relatively prime

Two integers are relatively prime (or coprime) if there is no integer greater than one that divides them both (that is, their greatest common divisor is one). For example, 12 and 13 are relatively prime, but 12 and 14 are not.

A list of integers is (mutually) relatively prime if there is no integer that divides them all. For example, the integers 30, 42, 70, and 105 are mutually relatively prime (but not pairwise relatively prime).

This definition is generalized into many other areas.

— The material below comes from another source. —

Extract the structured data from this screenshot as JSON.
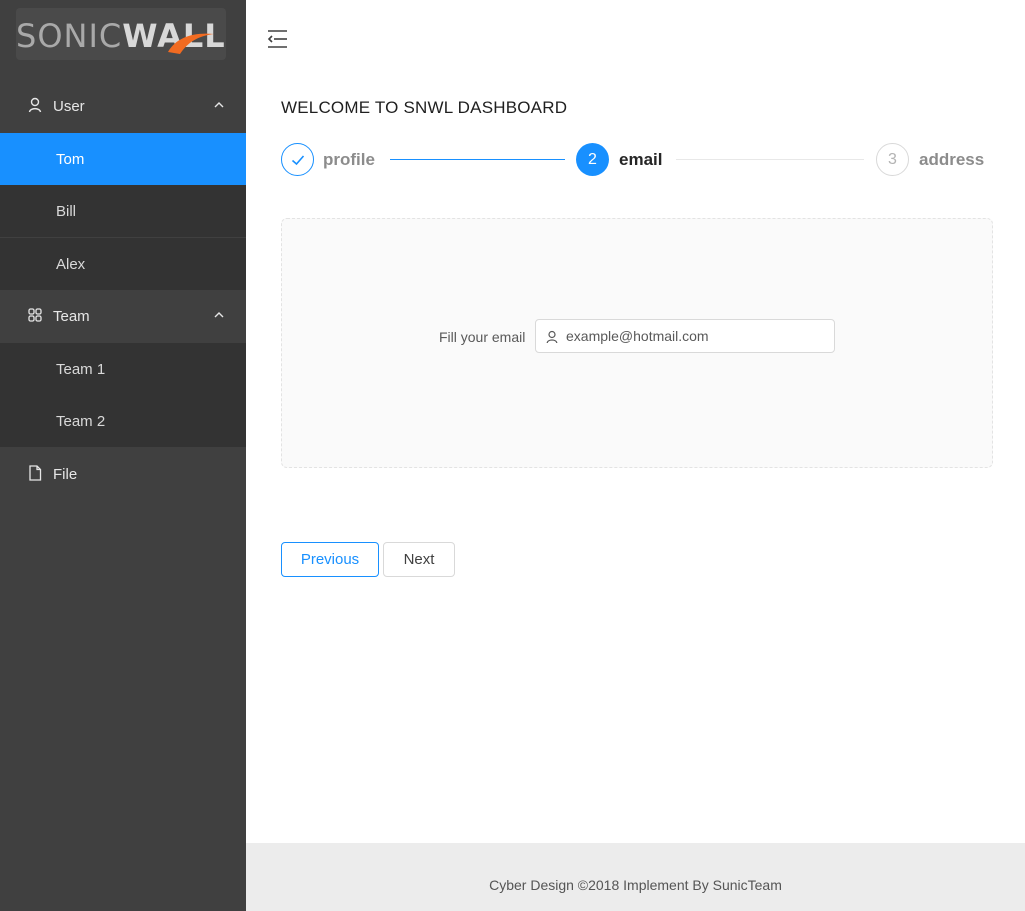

For example, two polynomials with integer coefficients are relatively prime if there is no non-constant polynomial which divides them both.

See Also: GCD

Related pages (outside of this work)

Printed from the PrimePages <> © Chris Caldwell.